Plerguer

The Parish of Arcar

The name Plerguer comes from the Breton "Ploev" (parish) and the name of a person "Arcar", so the "parish of Arcar", ploevarcar and later Plerguer. It seems, though, that the parish existed even before that, since Gallo-Roman remains have been discovered in the different hamlets of the village. Plerguer was also crossed by the Roman road linking Corseul in the Côtes d'Armor to Avranches in the English Channel.

A rural village

Plerguer is bordered to the south by the woods of Beaufort and Mireloup and the two small lakes of the same name, which supply water to the surrounding area. To the north, the terrain is essentially marshy, which has led to many quarrels and lawsuits to determine who owns them. The municipality of Plerguer is today the owner, and makes a significant income from them, having drained them and turned them into grazing areas, rented to farmers for their animals.

Drainage works were carried out in 1911 and 1912, when itches were dug and canals divided the reed beds into plots. Poplars were planted at the edge of these canals and thrive today

 

Plerguer

A village of old stone

The houses are built of granite, taken from the nearby Lanhelin. In the 20th century, the blue granite of Saint-Pétreux, a hamlet located to the south-east of the town, was also used.

 

Badiou cherries

The traditional Badiou festival, between mid-May and mid-June, celebrates the arrival of spring and the famous plerguerroises cherries, known as badious. Chariot parades, traditional markets and music make this festive weekend a must-see.

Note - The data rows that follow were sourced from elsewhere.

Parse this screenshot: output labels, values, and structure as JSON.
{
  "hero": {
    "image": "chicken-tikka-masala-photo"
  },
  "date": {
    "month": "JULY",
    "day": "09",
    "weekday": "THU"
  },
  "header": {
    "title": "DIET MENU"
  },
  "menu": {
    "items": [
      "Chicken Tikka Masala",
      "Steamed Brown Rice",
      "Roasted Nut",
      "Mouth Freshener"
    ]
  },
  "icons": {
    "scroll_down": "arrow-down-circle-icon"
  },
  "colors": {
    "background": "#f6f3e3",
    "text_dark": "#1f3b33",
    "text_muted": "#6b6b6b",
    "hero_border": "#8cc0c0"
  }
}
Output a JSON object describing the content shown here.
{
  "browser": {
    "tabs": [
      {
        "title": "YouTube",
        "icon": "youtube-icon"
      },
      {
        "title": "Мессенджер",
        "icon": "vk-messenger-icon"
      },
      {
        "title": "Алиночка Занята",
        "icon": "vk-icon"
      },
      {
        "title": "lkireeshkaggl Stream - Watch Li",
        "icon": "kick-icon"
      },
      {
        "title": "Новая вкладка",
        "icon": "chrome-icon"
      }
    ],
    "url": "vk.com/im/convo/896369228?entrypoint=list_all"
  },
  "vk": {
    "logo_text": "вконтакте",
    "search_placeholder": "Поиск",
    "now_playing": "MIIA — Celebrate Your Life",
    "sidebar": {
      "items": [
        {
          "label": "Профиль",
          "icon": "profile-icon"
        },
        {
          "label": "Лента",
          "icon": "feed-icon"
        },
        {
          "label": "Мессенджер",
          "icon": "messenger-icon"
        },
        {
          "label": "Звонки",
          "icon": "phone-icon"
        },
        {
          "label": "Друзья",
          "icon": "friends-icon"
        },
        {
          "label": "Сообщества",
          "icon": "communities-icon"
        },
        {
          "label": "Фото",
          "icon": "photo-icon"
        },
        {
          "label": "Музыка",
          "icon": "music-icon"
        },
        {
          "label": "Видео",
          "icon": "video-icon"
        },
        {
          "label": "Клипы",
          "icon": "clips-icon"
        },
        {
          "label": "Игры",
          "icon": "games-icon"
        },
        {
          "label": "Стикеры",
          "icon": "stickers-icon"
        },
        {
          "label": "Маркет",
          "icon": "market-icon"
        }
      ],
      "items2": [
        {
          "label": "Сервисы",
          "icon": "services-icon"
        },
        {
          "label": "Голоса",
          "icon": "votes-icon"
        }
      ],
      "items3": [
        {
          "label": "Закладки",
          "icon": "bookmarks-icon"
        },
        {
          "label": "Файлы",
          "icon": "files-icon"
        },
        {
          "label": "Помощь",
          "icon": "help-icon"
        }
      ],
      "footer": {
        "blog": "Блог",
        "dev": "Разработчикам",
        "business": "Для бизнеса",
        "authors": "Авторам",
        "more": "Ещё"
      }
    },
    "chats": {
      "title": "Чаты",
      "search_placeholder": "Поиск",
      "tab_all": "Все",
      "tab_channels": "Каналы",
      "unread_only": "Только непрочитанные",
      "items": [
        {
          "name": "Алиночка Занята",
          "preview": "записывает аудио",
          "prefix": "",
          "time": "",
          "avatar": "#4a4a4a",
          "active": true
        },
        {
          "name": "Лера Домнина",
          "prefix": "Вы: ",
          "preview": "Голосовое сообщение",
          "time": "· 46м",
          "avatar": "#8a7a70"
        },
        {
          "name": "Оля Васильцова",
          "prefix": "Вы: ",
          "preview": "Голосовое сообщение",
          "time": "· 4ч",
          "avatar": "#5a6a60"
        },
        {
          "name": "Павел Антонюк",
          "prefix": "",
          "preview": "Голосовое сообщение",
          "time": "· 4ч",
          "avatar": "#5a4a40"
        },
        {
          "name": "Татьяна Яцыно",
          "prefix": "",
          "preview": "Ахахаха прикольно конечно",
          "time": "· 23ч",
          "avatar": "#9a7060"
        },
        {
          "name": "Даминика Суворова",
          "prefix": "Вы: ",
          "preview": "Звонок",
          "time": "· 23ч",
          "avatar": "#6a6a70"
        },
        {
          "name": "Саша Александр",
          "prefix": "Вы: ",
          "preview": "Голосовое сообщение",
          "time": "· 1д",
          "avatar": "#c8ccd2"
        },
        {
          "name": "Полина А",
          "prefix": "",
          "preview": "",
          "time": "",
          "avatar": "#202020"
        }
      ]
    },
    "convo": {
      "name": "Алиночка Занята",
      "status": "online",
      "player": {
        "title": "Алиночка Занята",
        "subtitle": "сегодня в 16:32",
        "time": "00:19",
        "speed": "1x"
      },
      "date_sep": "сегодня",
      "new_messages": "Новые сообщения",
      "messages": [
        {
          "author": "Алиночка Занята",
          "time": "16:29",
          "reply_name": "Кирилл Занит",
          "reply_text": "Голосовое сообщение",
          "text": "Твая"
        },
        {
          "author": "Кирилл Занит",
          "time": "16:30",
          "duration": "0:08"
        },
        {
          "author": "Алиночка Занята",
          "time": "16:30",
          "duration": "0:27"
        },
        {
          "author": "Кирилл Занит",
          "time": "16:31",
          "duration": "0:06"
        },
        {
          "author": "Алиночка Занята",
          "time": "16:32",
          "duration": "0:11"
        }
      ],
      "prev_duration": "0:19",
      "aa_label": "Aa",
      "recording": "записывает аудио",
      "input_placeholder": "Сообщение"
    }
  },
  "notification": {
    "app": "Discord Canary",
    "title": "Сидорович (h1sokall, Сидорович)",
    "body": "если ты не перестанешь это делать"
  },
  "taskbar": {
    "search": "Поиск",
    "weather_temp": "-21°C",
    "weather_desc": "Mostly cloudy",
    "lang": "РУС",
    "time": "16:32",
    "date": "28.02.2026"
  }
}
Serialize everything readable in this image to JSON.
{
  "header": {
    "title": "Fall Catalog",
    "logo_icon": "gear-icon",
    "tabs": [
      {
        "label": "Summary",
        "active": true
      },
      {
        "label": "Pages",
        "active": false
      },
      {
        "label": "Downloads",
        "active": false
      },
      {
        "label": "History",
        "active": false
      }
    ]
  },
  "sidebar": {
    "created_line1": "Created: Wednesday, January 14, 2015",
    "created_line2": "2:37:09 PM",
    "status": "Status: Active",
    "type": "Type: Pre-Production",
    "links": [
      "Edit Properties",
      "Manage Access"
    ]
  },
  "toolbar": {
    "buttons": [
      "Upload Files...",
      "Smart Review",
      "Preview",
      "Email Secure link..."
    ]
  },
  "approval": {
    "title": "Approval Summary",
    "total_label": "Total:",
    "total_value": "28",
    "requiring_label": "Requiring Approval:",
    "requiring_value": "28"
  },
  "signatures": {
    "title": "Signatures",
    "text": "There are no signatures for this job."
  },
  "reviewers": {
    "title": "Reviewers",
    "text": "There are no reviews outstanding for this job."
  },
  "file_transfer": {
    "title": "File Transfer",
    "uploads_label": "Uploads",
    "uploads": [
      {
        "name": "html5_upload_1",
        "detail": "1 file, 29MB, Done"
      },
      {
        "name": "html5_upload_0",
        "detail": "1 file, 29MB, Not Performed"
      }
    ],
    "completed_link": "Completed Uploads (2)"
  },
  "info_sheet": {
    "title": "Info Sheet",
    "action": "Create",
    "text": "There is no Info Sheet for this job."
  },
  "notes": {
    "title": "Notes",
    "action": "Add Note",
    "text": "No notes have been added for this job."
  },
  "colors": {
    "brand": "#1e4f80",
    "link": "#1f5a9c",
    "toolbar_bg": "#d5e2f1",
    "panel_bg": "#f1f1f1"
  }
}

Two equestrian and pedestrian hiking trails allow you to discover the town at your leisure.

 

2,019 hectares - 2,800 inhabitants - locals known as Plerguerrois & Plerguerroises.